Two weeks ago, a professor of mine prompted class discussion by having us go around the room and tell the rest of the class “where we were going for spring break.” Some students were indeed going to distant places; Miami, Mexico, even Paris. But many, if not the majority of students, were going home or staying on campus for the week. What was intended as a bonding exercise for the class instead created a divide between students.
This is not the first situation I have experienced at Brown where people have misconstrued what spring break signifies for most students — merely a week away from class. Though surely not ill-intentioned, the very question “where are you going?” assumes that the ability to travel to a different city or country for a week is a given rather than a privilege. It also creates a hierarchy of exoticism; those who travel farther away are seen as having a ‘better’ break than those who do not.
Brown students hail from an array of geographic regions and socioeconomic sectors. This diversity allows for a wide range of perspectives on campus and promotes a positive sense of individuality.

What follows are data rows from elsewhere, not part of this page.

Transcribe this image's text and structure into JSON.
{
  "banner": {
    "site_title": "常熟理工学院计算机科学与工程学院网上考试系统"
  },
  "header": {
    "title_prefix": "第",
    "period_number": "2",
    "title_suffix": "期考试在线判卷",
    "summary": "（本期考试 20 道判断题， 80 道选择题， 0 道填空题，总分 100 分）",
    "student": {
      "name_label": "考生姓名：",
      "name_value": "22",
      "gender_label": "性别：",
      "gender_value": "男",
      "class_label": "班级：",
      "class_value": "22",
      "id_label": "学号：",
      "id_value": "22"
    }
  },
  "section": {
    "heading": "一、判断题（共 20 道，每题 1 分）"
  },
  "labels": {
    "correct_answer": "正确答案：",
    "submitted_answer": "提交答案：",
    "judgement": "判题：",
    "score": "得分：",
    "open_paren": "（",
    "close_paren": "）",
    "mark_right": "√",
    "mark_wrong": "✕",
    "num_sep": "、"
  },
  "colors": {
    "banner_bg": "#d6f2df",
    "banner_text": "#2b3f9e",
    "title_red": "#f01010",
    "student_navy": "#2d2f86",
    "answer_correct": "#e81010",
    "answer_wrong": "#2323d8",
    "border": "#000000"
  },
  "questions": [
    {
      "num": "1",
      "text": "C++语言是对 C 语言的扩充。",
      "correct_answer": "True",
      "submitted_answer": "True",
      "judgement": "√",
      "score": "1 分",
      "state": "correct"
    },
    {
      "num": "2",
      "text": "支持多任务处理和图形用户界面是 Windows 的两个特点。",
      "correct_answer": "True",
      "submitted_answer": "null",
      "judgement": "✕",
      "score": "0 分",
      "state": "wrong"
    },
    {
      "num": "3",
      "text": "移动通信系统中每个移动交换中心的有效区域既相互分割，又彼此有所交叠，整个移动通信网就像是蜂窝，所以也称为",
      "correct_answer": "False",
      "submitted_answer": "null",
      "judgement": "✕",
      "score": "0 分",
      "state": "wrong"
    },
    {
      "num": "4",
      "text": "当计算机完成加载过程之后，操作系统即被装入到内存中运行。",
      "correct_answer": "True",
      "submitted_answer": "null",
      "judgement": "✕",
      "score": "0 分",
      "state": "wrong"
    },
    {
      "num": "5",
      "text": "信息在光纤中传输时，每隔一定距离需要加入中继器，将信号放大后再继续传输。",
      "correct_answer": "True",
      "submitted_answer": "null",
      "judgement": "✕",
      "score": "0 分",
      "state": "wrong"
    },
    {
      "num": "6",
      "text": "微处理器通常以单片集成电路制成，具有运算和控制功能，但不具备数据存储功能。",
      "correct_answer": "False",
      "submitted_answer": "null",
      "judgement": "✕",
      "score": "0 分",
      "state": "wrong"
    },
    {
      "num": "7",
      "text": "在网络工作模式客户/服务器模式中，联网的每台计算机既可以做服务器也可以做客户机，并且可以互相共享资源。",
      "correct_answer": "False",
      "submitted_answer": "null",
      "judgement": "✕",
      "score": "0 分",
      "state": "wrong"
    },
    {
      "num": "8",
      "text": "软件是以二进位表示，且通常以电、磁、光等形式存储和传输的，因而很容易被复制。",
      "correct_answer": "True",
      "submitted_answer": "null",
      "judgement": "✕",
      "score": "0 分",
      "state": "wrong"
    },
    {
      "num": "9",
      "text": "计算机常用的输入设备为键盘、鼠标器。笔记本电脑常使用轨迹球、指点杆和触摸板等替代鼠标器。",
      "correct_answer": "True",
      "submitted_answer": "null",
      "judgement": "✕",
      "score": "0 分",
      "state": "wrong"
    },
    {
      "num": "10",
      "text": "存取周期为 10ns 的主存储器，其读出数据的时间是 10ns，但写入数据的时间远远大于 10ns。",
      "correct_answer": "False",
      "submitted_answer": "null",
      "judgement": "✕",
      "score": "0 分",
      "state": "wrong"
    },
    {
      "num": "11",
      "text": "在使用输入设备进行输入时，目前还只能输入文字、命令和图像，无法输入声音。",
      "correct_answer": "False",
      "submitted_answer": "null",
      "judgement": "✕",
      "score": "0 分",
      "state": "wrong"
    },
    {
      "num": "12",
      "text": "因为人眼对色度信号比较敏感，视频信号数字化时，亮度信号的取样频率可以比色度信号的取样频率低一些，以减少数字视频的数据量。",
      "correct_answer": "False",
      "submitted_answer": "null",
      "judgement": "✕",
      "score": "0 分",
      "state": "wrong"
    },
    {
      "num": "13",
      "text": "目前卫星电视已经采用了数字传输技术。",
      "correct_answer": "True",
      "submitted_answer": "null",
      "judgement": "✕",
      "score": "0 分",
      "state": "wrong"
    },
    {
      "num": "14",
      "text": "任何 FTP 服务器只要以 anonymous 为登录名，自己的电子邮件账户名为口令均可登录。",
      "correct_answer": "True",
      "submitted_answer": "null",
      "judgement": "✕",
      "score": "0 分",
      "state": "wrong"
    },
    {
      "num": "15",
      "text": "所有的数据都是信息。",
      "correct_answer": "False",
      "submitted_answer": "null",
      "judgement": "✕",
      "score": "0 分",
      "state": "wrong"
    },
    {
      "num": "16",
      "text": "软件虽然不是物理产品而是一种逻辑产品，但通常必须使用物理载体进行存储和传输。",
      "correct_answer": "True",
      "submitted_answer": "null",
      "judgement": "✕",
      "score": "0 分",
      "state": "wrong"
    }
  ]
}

But when the median annual family income for Brown students is $204,200, the highest in the Ivy League, some permeation of privilege into Brown’s campus culture is inevitable. More students at Brown come from families in the top 1 percent of income earners than from the bottom sixty percent, so the apparent normalization of access and freedom to travel is understandable. Conversations about spring break merely highlight the ways we lump everyone into this statistic and are insensitive to the unique personal situations of students in which many are not able to travel or even return home for breaks. The privilege that undeniably exists on this campus is not necessarily to be demonized, but when it manifests itself in conversations that evoke exclusivity, it is demonstrative of the work that still needs to be done on campus. Specifically, we should be using our unique diversity to promote better self-awareness in our actions and conversations with others.
This is not just a matter of wealth. Universities across the United States are advising international students from target countries on which Trump has placed a no-entry ban not to return home for university breaks, for fear that these students will not be allowed to come back. Furthermore, many students may feel unsafe or unwelcome going home for breaks or perhaps not have a home to return to. Though there are no Brown-specific statistics available on housing for homeless students, the presence of homeless college students throughout some of the country’s most elite universities is a reality seldom acknowledged. We should keep these truths in mind during future group discussions.
Brown tries very hard to promote inclusivity, but that attitude starts at the student body level and, more specifically, through casual conversation and class discussion. The assumptions we make in these moments have the power to marginalize individuals and make them feel invisible or less than.
This is not a difficult attitude to adjust. Even changing the way we frame our questions from “where are you going” to “what are you doing” removes the expectation of privilege and opens up the dialogue to a broader range of subjects. Applying this to a general shift toward conscientiousness will help us remove the assumptions we place on others so that together we will be able to dismantle the hegemonic notion of spring break and enjoy the time off from class for what it is.
Anna B. Kramer ’20 can be reached at firstname.lastname@example.org. Please send responses to this opinion to email@example.com and op-eds to firstname.lastname@example.org.